Task statement:
Please find every line below that includes "data" and report how many there are. Nothing else is needed.
####################
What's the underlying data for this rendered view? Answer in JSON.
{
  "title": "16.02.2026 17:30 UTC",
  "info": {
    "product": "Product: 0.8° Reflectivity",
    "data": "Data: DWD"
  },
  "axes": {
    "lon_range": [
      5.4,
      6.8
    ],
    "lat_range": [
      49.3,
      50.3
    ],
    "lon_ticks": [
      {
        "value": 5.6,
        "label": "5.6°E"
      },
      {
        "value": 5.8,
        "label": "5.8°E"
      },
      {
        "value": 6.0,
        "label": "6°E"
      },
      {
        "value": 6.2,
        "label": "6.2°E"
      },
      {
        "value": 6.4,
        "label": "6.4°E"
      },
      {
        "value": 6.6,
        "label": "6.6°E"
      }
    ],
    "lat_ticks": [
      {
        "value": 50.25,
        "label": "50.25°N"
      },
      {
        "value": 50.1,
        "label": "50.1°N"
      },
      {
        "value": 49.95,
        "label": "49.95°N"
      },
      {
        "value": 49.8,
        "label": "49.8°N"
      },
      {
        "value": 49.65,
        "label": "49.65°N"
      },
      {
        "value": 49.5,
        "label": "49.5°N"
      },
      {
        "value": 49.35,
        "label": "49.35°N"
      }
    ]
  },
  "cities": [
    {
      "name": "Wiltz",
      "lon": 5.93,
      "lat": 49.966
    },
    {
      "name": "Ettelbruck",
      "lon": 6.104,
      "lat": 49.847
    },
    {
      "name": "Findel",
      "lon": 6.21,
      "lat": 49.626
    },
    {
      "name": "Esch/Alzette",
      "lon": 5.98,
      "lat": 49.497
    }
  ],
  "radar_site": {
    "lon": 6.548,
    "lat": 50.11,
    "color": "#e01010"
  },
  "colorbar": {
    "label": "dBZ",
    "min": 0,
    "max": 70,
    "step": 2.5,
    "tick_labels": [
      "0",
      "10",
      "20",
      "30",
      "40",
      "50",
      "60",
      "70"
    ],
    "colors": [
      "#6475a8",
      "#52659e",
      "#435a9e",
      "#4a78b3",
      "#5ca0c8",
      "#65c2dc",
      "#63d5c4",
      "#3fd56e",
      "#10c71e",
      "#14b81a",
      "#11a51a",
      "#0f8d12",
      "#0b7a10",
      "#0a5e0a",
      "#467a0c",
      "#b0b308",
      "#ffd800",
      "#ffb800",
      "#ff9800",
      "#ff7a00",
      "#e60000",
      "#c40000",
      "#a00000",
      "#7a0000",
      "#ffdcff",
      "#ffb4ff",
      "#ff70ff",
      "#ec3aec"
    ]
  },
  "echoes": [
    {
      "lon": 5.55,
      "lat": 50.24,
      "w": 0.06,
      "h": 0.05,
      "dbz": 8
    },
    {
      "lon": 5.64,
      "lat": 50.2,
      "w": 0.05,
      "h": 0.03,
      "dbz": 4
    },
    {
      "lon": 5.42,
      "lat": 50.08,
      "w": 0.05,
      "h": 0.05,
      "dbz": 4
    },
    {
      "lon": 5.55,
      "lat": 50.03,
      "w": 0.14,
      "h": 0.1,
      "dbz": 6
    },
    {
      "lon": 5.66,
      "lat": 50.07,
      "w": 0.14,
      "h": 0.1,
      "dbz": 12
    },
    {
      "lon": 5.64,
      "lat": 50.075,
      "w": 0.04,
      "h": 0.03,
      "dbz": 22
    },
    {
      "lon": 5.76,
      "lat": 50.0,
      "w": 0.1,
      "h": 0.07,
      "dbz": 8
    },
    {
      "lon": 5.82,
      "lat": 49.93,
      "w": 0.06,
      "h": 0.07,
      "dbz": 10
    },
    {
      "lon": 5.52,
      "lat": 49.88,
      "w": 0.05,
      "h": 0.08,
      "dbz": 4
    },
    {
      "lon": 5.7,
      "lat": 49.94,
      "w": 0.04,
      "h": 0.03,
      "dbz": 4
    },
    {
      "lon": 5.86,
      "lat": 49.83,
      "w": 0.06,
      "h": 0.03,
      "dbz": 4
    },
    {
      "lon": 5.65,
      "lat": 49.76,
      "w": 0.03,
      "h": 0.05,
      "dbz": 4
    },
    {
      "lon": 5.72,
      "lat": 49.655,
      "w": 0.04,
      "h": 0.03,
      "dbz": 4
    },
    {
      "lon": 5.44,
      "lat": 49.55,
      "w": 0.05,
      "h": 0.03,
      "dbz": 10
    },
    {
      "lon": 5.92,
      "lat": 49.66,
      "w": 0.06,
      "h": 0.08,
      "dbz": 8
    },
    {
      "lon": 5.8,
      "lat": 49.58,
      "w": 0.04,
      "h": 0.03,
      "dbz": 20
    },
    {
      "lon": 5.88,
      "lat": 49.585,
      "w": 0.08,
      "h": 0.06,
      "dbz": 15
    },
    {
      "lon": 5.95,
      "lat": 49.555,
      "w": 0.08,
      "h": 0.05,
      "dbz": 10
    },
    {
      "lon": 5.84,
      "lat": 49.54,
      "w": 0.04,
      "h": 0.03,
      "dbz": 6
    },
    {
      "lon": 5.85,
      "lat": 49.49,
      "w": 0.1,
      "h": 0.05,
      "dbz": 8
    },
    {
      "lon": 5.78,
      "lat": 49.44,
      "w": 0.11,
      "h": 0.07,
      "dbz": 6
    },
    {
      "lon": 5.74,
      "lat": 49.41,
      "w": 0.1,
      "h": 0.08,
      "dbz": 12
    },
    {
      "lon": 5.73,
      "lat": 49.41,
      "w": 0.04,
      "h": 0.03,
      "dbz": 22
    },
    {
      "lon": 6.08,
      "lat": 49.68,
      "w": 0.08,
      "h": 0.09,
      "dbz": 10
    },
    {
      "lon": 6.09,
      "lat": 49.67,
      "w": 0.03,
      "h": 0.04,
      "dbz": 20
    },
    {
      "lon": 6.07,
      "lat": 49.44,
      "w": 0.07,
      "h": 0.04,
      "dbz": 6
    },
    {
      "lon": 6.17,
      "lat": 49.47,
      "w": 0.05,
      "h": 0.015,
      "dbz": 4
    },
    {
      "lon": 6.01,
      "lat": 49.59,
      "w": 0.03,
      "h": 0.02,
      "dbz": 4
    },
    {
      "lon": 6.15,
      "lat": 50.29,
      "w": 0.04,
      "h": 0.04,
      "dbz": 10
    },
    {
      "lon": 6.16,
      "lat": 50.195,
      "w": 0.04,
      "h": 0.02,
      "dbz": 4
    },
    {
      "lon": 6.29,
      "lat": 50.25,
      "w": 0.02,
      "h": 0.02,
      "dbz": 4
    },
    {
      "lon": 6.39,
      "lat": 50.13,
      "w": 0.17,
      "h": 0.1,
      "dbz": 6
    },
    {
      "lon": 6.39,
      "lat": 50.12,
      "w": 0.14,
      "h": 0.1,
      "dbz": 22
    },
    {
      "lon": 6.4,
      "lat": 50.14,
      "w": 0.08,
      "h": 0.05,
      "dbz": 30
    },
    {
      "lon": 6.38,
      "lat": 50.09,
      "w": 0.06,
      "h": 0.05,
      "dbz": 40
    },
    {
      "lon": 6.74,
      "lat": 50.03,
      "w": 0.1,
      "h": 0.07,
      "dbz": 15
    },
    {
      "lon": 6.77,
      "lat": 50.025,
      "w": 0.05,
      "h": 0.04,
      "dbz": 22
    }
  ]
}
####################
Exercise solution:
2